It appears that much of Europe is struggling to contain the Coronavirus. Countries that did well in the Spring are heading back into lockdown. Last night here in Ireland we heard the official confirmation of what had been an open secret for days – we are heading into a 6 week lockdown. Whilst the schools will remain open, the restrictions are severe, perhaps only omitting a curfew.
The reaction last night and this morning from media and commentators was largely shock combined with aggressive attempts to lay the blame – primarily on the government. For example:
– If you had listened to the medical men perhaps we wouldn’t be in this mess.
– If you hadn’t listened to the medical men perhaps we wouldn’t be in this mess.
– If you had moved earlier the lockdown need only have been 4 weeks!
– If you had waited another few weeks perhaps the existing restrictions would have worked.
– If you had been clearer about the restrictions perhaps more people would have adhered to the rules.
– If you had developed a better test and contact tracing system, we would be in a much better state.
And so on . . . .
A common response to going back into lockdown is, “It’s like Groundhog Day; we have learnt nothing in the past 7 months and when we exit the lockdown, we assume we’ll be back to square one in just a few weeks!” An emerging question is how many lockdowns must we endure before the arrival of a vaccine?
Then we have the naysayers. A disparate group of medicine men (sic) are arguing forcefully that the current strategy will never work. Instead we should lock down the elderly and let the virus rip. Ignore the fact that the elderly need to interact with society through their carers, medical professionals, family etc. Ignore the fact that the theory of herd immunity is unproven and that evidence is emerging of people getting Covid19 for a second time. But none the less these ideas weaken the resolve of many.
Then we have the loonies. With increasing frequency hundreds or even thousands descend on cities in flagrant breach of the guidelines to protest against mask wearing and the government’s attack on civil liberties. These groups attract conspiracy theorists, professional demonstrators, failed journalists and others yet also get huge press coverage and project the image that support for the mainstream government strategy is in reality very low.
Then we have the media. The Irish media are of course sharp and critical. And of course, in this day and age everyone is at least a scientist, probably an epidemiologist, or even a specialist in infectious diseases as well as an expert in medical data analysis. One good example is Fergal Bowers, medical correspondent for the national broadcaster (RTE). Today following the lockdown announcement he published an opinion piece that instead of communicating the guidelines and analysing the potential medical impact of the lockdown, is making a call for transparency including such gems as:
– It would be highly valuable to have a reasoning of how we can escape this lockdown, so that people can judge progress, week by week.

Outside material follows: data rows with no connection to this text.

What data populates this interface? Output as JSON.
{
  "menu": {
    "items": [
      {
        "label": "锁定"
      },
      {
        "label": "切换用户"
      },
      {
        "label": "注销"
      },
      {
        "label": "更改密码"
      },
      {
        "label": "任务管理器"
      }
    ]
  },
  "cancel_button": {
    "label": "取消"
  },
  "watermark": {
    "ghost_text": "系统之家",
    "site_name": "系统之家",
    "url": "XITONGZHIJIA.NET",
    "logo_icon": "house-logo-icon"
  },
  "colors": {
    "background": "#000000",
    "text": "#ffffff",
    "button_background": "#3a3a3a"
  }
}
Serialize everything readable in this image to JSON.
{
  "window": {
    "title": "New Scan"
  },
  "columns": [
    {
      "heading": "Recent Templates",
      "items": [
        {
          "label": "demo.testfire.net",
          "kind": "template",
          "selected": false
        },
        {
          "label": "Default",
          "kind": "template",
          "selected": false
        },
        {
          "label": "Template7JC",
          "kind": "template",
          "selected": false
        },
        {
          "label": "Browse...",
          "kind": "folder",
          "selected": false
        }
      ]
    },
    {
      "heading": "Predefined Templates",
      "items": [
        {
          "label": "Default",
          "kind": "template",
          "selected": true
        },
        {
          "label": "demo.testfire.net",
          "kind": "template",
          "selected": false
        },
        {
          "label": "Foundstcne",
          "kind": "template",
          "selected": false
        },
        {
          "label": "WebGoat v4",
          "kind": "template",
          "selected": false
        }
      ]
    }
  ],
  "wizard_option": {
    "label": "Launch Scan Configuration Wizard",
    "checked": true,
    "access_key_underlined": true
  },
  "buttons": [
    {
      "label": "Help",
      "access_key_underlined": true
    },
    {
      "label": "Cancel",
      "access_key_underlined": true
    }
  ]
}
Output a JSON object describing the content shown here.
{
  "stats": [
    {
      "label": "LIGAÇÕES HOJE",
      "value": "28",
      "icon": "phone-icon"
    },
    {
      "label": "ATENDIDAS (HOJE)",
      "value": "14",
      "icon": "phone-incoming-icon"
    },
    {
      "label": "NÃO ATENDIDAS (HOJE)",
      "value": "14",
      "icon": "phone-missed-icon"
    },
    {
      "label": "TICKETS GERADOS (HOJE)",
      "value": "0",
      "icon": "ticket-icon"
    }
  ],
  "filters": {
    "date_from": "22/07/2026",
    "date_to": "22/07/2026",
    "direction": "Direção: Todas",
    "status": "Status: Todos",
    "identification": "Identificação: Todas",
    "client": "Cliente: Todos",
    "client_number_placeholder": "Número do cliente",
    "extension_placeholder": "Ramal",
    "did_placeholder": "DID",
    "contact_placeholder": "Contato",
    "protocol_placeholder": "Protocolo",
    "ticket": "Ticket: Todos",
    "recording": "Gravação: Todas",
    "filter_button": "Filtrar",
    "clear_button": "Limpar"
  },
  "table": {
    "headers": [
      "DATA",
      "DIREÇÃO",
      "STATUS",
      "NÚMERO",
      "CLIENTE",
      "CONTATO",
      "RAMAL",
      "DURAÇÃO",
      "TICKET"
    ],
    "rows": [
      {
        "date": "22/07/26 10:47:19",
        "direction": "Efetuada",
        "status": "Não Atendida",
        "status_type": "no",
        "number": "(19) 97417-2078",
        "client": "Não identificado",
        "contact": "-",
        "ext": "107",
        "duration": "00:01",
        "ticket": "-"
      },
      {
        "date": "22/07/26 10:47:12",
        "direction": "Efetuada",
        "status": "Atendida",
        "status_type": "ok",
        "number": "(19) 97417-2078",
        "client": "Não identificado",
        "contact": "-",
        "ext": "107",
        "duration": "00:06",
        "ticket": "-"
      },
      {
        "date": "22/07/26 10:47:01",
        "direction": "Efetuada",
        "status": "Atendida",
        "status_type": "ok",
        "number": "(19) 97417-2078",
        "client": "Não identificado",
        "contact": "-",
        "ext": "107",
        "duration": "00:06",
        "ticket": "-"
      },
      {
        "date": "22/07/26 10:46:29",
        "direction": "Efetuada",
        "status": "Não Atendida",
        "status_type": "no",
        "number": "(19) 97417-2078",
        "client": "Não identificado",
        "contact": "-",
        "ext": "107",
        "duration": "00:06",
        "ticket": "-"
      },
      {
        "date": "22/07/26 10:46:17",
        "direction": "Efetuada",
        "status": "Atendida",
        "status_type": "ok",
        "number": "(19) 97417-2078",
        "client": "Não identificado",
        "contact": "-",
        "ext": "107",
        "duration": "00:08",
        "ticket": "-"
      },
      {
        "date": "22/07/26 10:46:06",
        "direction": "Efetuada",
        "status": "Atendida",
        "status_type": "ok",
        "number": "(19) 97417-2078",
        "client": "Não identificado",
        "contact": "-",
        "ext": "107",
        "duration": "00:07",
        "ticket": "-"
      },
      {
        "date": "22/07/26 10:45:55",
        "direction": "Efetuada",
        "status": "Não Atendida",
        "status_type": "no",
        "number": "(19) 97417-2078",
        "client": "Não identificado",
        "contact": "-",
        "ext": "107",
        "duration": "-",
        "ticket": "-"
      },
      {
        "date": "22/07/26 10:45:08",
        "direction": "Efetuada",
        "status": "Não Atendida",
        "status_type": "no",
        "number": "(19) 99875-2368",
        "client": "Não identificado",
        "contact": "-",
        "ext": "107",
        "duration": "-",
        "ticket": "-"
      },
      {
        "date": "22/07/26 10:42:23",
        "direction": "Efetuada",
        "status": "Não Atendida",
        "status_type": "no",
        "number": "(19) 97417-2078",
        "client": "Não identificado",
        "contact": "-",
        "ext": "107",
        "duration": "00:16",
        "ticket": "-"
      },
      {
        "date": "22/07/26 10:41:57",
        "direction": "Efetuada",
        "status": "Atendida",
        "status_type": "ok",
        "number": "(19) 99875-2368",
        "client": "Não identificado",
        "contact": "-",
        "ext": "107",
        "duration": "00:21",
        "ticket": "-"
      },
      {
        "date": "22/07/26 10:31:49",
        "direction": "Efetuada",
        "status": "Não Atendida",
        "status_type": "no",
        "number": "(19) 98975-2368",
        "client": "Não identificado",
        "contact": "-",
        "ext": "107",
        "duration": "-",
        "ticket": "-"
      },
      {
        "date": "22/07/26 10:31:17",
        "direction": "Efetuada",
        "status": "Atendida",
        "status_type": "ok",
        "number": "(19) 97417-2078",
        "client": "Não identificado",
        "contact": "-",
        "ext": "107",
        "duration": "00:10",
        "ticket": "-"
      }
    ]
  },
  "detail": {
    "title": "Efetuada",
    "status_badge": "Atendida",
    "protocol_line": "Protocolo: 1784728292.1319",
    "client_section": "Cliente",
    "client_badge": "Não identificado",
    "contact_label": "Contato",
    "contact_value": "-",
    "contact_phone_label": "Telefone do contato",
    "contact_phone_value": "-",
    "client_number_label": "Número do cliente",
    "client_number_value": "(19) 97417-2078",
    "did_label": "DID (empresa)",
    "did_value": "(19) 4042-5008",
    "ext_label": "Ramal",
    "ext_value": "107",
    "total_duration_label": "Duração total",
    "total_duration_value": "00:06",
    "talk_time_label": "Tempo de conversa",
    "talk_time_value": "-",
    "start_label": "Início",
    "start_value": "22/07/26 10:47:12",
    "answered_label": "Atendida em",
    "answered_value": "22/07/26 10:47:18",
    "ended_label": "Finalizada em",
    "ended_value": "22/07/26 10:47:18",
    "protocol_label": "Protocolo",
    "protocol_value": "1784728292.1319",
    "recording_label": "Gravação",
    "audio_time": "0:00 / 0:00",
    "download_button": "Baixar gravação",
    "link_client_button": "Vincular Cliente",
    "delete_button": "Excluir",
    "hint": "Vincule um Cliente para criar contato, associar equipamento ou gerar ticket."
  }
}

– To coincide with the latest decisions, it would have been helpful to have a detailed statistical examination of why we are where we are and the expected impact, day by day, week by week, of cases, deaths, hospital admissions for the next six weeks?
– The basis for Level 5 decisions should be laid out, on paper, in high statistical detail, with all the background data, with weekly projections for the next six weeks, so that there can be full buy-in about a return to some normality.
Against this chaotic background very few commentators are actually adding value to what should be a clarion call for a national effort. However, there is just one Irish commentator who stands out above the crowd. Fergus Finlay, one time Chief Executive of Bernardos Ireland writes under the heading – “The only ones who can beat the virus are us.” Here’s a couple of extracts:
– and in our heart of hearts, we all know that we haven’t applied enough cop-on to the challenge we have
– But if we were really copped-on, like we think we are, we’d have beaten the virus by now. By doing the simple things copped-on people do. Washing our hands constantly. Protecting our neighbours by keeping a safe distance. Protecting our friends — and strangers — by wearing our masks.
– We haven’t been doing it enough. The numbers tell you that. When the public health experts use a phrase like “community transmission” they mean us. We’re the community that is transmitting the virus, one to the other. There is no-one else to blame. Just us.
– So can we do this? Can we just decide, for the sake of every stranger we meet, that we’ll never be caught with the virus on our hands if we can help it? That we’ll never endanger anyone — friend or stranger, by crowding them or coughing at them? That we’ll follow the rules absolutely rigorously to the best of our ability, even if we find them unpleasant? Because the truth is we’re never going to find the rules impossible.
I suspect this story isn’t unique to Ireland. I would be pleased to hear other reports from around the world and happy to publicise through my small blog.